With so much on your plate when setting up a new small business, it may be tempting to put insurance near the bottom of your to-do list as a low priority. However, it’s a truly essential consideration, and definitely not something that can be put on the back burner. By having insurance in place, your company will be protected against risks such as property damage and legal action. What’s more, you may be required by law to have particular covers in place.
Every small business is different, so your insurance needs are specific to your own company — you don’t want to spend more money on cover than you’d actually benefit from. Fortunately, deciding how much insurance you need isn’t as daunting as it may seem. We’ve created this easy-to-follow guide on the types of new business insurance you could require, so you can decide what you need to keep your company safe.
Our expert advisors are on hand to answer any questions you may have, so please don’t hesitate to get in contact with us for a free business insurance quote.
What insurance is legally required?
By law, there are some specific covers your business will need, without which you could be heavily penalised by the authorities, putting your entire operation at risk. As well as being legal requirements, these covers are undoubtedly useful, and can cushion your company from any nasty financial shocks. Some examples include:
Employer’s liability insurance
Employer’s liability insurance covers the costs of compensation claims made against you by your employees if they sustain a personal injury or their property is damaged in the workplace. It is a legal requirement if you employ anyone, even on a temporary or part-time basis.
Motor vehicle insurance
If you operate company vehicles, you need third party motor vehicle insurance in accordance with The Road Traffic Act 1988, though fully comprehensive cover is preferable. The former protects you if you are responsible for a road traffic accident, leading to a compensation claim being made against you by a third party, while the latter also covers theft or damage to your own vehicle. If you’re driving an uninsured vehicle, you could face a fine, receive points on your driving licence, or even have your vehicle confiscated.
What insurance do I need as a small business?
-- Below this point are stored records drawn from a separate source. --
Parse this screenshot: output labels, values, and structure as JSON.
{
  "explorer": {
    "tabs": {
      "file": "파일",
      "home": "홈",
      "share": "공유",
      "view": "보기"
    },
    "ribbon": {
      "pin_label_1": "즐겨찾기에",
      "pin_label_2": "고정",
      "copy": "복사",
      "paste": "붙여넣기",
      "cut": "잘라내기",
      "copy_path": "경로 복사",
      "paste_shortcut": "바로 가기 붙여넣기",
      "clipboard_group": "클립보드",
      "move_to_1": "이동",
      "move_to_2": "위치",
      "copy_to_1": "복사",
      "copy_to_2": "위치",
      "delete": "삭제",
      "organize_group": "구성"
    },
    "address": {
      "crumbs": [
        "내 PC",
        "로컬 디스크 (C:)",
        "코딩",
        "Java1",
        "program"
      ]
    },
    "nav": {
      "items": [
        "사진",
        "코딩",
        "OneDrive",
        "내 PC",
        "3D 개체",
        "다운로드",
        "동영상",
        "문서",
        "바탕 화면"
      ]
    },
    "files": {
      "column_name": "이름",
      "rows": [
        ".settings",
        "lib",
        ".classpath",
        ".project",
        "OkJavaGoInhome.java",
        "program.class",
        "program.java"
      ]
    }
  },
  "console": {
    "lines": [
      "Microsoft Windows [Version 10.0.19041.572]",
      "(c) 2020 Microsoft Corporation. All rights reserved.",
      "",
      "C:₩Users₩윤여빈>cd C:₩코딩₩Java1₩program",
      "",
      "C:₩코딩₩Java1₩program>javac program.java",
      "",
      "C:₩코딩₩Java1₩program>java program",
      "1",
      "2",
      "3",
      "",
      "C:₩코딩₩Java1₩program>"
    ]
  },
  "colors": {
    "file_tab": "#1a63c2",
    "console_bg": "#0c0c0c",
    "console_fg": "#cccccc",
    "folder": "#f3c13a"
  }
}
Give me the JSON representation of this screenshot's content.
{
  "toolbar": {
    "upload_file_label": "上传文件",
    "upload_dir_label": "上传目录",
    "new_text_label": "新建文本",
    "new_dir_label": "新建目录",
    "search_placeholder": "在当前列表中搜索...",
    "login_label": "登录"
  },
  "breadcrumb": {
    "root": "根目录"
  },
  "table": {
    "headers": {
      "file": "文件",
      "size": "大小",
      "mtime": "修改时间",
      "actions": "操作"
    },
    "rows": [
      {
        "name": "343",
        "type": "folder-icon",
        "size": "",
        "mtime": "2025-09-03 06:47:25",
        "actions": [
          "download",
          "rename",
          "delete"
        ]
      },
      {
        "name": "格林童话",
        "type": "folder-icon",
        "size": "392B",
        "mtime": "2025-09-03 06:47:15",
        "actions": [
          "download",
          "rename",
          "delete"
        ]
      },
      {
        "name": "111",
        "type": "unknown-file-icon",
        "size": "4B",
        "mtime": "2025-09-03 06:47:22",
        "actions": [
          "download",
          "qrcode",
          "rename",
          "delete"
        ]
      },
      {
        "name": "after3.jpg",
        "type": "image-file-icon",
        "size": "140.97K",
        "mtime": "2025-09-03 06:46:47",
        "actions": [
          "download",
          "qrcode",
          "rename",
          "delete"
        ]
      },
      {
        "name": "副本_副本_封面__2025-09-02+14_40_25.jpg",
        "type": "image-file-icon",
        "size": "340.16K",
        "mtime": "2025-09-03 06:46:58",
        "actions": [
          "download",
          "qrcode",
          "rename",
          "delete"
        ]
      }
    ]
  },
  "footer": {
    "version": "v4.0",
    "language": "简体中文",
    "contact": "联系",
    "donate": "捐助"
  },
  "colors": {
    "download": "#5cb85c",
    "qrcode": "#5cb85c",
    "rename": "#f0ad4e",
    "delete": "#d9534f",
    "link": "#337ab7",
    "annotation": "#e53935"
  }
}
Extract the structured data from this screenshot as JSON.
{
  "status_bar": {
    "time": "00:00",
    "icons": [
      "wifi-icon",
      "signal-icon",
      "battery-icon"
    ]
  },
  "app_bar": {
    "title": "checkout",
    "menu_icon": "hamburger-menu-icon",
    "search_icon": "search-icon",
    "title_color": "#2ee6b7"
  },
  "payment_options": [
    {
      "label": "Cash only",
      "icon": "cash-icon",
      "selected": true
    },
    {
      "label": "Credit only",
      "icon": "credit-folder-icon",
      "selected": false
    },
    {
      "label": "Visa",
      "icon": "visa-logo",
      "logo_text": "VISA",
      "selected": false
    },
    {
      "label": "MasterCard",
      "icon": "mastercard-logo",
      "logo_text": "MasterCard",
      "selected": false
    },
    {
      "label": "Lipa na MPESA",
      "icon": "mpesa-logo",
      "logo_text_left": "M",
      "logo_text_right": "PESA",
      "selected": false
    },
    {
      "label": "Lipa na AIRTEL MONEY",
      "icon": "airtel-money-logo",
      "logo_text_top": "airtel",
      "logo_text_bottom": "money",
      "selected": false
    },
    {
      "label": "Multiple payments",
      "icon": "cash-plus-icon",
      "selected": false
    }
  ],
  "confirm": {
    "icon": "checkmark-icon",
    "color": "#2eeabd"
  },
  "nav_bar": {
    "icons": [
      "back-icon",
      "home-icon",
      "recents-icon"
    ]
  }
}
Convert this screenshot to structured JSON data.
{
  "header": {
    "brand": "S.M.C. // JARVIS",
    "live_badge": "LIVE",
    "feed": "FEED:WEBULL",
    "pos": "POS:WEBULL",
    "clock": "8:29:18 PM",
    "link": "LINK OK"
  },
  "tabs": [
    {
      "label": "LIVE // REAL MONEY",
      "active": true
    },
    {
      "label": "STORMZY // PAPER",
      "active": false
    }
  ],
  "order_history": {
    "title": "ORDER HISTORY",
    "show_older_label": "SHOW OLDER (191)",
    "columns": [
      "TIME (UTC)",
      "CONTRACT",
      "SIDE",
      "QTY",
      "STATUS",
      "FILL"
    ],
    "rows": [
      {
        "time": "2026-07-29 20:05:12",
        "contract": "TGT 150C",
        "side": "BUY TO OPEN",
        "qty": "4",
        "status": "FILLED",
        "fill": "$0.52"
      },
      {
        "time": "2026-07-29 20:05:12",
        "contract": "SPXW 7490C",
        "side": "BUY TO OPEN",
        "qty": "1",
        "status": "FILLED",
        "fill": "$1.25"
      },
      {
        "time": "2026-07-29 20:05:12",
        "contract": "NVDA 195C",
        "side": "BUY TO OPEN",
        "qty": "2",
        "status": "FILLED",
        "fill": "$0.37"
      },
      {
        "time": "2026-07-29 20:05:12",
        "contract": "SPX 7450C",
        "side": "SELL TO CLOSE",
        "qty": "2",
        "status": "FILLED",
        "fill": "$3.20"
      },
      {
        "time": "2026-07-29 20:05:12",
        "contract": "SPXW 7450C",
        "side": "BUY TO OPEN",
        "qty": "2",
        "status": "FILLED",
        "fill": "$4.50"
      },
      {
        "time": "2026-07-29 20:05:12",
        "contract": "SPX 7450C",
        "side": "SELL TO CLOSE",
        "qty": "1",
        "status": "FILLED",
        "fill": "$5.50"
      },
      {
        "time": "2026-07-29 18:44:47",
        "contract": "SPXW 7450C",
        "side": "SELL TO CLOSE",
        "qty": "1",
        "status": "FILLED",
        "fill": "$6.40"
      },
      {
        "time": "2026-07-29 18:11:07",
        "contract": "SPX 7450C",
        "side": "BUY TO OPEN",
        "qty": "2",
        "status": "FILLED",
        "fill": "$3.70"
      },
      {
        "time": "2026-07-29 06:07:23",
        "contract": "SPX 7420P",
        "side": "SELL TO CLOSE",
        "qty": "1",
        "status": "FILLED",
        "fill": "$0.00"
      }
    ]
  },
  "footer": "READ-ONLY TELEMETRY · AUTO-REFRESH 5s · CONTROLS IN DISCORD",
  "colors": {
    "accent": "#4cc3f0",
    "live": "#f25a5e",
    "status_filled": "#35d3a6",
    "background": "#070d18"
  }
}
There are all sorts of insurance cover; some essential and some less so. Remember that you’ll have to pay the costs of any work-related accidents and incidents yourself if you’re not insured, so think about how far your savings will go. Here at the main insurance categories you should consider:
Liability insurance protects your business against compensation claims made against it, and any associated legal costs which may ensue. One type of liability policy you may need is public liability insurance, which covers you if a compensation claim is made by someone who isn’t a member of your staff. While public liability insurance is not technically required by law, some clients may only work with you if you have it in place, so you might need a policy in order to sign legally-binding contracts.
Other examples of liability insurance include financial loss cover and product liability insurance, both of which are crucial forms of protection to have in place. For instance, a single case brought against your company by someone who has suffered a serious injury from a product you sold them could easily set you back £250,000. and as claims can be expensive and difficult to settle, having cover in place can save your business entirely.
Here at Tradesman Saver, we also offer insurance that’s tailored towards specific professions and jobs, and includes liability cover as standard, such as roofing insurance, builders insurance and contract works insurance, to provide bespoke protection designed especially for individual businesses.
This covers you if any of your business’s property is damaged or stolen, which is essential if you rely on a range of items to run your company. Of course, if this isn’t the case, you may not require this cover, but you may be surprised how much your business contents are worth when you add up their total value, so be sure to conduct a valuation before deciding whether or not it will be cost-effective. More specific examples of this type of cover include tools, contents and plant insurance. Respectively, these cover technical equipment (like hammers and drills,) business items (such as PCs, desks and furniture), and construction equipment (including concrete mixers, forklifts and cranes).
Personal accident and sickness insurance
Having personal accident and sickness insurance means you’ll continue to receive an income if you can’t work due to injury or illness. Being out of work for a sustained period of time could even stop your business from being able to trade altogether, setting it back financially, and perhaps even putting its future at risk — especially if you work alone. But with personal accident and sickness insurance in place, your business activities can continue, as you can use the cover to fund medical expenses, and training and recruiting any staff to take your place. It can also pay for personal costs you’d struggle to make without a regular income, making it especially significant for self-employed individuals who aren’t entitled to statutory sick pay.
How do policy limits affect insurance costs?
An insurance policy limit refers to the maximum amount of money a company will pay for a covered claim. The higher the limit you choose, the more you’ll have to pay for it. However, a higher limit may be mandatory in certain circumstances — for example, property insurance policies typically contain something called the “average clause”, which penalises anyone who underinsures. This means you must declare the full value of your business property and possessions, which will ensure you get sufficient cover.
Many liability insurance policies contain high indemnity limits — usually up to £1 million. Though that might sound like a huge amount of money, some compensation claims can be incredibly expensive to settle, particularly when the legal fees and associated costs are factored in. As such, you might be contractually obligated to buy a higher limit. It is also worth considering higher indemnity limits if you’re working in riskier environments (such as builders, roof tilers and scaffolders, as well as in situations where more people may be passing by, and jobs which make use of expensive equipment.